Renting a chipper and chipping up your tree branches makes great garden cover.

aart said...

Just bopping onto the latest blog post to extend my commendations on Critter Tales, got my local library to buy it, I am enjoying it immensely. Your writing style is a joy and your realistic not-so-common(anymore) sense is just SO refreshing. Great book for anyone contemplating keeping these critters.

anonymous said...

We wanted a greywater set up but it's illegal in our state. Have to have an approved septic system for all water disposal. And the county assessor pokes around enough I'm sure we wouldn't be able to hook one up on the down low.

Leigh said...

Sandy, isn't it nice to be married to a clever guy like that. :) We're on the lookout for a used chipper like the one we rent, but that will take a miracle to find the right one at the right price.

Leigh said...

Thank you! Huge library fan here, and I think it's a great way to get ahold of books. Please feel free to leave it a nice review somewhere! LOL

Leigh said...

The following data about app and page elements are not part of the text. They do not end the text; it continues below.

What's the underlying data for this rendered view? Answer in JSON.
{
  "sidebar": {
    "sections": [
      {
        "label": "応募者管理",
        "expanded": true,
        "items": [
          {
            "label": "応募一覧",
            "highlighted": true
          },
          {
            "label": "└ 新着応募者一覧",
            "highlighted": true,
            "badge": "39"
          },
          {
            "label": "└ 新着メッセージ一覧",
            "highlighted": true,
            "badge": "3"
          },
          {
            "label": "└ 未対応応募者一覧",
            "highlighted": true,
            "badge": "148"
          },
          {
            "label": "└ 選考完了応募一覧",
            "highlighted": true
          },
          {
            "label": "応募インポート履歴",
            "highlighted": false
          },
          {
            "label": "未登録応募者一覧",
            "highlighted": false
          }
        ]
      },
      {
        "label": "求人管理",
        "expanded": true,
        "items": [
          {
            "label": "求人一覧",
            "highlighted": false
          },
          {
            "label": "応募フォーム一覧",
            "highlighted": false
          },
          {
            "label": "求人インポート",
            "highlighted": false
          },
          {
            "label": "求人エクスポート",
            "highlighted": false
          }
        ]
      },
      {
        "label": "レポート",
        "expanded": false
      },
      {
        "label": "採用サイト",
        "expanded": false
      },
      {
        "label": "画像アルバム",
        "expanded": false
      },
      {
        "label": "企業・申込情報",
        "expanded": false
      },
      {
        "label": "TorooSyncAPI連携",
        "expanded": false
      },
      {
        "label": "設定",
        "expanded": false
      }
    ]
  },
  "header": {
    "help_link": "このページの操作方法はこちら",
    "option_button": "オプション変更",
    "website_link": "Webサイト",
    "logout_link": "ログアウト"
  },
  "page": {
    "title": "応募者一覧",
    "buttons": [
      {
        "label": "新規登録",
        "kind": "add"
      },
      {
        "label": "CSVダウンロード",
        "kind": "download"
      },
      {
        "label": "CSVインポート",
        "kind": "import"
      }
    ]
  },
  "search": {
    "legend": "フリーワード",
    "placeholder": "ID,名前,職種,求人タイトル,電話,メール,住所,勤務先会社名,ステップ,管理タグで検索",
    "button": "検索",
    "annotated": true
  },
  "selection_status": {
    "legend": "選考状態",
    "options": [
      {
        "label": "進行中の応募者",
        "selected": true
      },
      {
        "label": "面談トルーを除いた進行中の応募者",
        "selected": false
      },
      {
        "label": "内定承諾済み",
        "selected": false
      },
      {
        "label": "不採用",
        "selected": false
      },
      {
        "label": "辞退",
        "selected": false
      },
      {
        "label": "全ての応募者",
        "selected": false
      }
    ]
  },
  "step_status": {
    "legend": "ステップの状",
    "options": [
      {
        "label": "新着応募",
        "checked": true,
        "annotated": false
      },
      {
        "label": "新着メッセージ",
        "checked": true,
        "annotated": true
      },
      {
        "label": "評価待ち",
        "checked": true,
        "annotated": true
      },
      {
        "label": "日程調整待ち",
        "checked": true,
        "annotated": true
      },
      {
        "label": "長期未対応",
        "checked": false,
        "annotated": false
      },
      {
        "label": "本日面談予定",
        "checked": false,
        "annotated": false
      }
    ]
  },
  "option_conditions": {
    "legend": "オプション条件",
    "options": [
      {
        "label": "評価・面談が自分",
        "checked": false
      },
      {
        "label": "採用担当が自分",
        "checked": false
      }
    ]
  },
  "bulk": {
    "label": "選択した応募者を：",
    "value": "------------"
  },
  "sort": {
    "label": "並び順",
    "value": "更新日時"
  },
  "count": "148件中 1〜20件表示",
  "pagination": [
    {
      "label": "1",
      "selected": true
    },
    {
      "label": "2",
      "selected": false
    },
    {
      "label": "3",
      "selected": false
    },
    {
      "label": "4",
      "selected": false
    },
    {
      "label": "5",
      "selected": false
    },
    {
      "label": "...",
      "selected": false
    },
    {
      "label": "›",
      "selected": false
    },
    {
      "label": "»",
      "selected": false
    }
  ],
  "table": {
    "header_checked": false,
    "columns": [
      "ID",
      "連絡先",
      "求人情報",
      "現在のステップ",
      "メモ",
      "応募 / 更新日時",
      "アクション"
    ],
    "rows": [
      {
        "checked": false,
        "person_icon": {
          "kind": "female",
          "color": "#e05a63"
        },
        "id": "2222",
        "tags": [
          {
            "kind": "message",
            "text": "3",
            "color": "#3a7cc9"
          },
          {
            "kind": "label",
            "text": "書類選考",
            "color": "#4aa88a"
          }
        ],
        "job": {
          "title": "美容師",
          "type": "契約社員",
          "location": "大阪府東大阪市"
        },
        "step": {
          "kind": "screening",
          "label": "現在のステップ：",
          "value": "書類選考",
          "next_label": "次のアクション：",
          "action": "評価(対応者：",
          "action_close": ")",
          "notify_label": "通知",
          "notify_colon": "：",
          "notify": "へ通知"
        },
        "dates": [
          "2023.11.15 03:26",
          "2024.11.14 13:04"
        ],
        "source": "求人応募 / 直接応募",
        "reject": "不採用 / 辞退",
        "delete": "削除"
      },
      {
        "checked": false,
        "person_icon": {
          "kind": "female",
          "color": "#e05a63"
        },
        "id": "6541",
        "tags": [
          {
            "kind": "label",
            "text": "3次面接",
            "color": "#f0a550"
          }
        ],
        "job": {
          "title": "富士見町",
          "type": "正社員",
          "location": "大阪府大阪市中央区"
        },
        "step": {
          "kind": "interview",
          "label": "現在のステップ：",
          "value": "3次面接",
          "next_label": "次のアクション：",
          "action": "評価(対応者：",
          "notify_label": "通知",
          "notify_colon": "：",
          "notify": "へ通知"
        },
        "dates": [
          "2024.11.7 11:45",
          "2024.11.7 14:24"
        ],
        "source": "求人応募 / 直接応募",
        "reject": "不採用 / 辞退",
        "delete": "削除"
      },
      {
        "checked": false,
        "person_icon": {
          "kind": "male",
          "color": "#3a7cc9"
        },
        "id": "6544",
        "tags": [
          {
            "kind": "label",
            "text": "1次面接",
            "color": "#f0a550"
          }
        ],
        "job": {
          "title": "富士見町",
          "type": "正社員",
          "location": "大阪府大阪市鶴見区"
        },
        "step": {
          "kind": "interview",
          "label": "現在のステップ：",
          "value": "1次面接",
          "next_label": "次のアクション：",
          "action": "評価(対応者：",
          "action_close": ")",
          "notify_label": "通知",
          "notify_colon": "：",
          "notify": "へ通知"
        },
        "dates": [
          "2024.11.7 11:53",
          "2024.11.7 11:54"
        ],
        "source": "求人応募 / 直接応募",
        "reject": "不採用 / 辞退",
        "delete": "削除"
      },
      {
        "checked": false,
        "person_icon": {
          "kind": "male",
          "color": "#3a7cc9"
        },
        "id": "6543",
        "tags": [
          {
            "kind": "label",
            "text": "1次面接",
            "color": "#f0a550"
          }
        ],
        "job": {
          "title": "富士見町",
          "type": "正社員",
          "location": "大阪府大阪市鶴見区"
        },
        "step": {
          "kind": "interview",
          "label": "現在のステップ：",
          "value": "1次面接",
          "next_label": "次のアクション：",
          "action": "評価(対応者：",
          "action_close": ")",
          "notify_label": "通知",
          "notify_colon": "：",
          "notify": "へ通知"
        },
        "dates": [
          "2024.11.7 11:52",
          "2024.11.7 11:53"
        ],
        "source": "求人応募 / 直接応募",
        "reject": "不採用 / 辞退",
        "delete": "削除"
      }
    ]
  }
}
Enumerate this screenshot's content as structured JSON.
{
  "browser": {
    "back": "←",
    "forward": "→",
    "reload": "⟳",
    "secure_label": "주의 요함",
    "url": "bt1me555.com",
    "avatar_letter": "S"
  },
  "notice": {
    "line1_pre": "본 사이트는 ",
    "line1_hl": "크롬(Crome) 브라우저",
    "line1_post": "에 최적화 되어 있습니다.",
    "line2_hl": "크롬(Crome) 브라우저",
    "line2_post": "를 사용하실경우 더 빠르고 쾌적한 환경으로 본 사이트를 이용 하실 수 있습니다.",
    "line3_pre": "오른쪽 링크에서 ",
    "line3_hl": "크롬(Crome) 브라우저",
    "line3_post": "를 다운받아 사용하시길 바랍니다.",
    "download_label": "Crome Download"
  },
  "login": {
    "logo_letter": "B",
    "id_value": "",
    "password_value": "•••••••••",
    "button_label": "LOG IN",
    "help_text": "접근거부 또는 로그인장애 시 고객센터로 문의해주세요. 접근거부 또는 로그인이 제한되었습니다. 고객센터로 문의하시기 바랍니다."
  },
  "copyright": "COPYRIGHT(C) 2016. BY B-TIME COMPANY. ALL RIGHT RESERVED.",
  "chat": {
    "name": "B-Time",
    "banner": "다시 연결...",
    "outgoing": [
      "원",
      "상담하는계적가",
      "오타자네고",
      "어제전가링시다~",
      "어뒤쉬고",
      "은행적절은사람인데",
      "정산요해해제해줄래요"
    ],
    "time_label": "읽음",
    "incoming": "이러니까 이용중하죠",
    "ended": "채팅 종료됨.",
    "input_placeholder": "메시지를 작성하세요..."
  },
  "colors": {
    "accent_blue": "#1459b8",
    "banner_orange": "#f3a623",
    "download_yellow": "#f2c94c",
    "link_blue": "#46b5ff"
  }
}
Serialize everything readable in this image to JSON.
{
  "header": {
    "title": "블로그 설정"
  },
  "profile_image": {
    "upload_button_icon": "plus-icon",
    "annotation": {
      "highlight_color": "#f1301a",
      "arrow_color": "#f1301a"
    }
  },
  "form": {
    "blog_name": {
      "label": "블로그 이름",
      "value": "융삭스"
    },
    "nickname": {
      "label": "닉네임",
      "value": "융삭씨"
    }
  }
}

That stinks! I hate to say it, but that is such backward thinking. I mean, they go on and on about the global water crisis and then tie our hands from doing anything about it.

anonymous said...

I agree. And where we live, we are surrounded by cornfields that farmers spray all manner of fertilizer and pesticides on. As well as large cattle operations that dump tons of waste on the ground daily. I don't think my bitty bit of dish washing soap is going to hurt a thing.

Donna OShaughnessy said...

Now you've done it Leigh! I want to rent a wood chipper soooo bad and after seeing your piles of mulch may have to sell off some of my husbands er...inventory...to get the cash. Nice job on the projects!

Harry Flashman said...

Logistics can be a real trial living out in the country. Most of what I can't get in town, I have to order and have shipped in, like your saw blades. I guess it's just part of the lifestyle.

Renee Nefe said...

It looks great! I'm attempting to take pictures of my projects... (just realized that I put two on the rack with no pics) sigh!

aart said...

Done! Amazon and Goodreads...anywhere else?

Leigh said...

I haven't figured out if it's cheaper to rent the chipper or just buy the mulch. But at least we clean up the yard as well, so that makes it worth it. :)

Leigh said...

Harry, that is so true. I find very little of what we actually need locally for the lifestyle we want to live. Sad, isn't it?

Leigh said...

Those photos are such a great way of keeping records! Dan's doing another project right now that I've gotten very few pictures of, because I'm too busy in the kitchen with green beans, peaches, and raspberries.

Leigh said...

Thank you so much! Any review I can get is a huge help. Indie publishing is hard because it also means self-promoting; something I'm not very good at!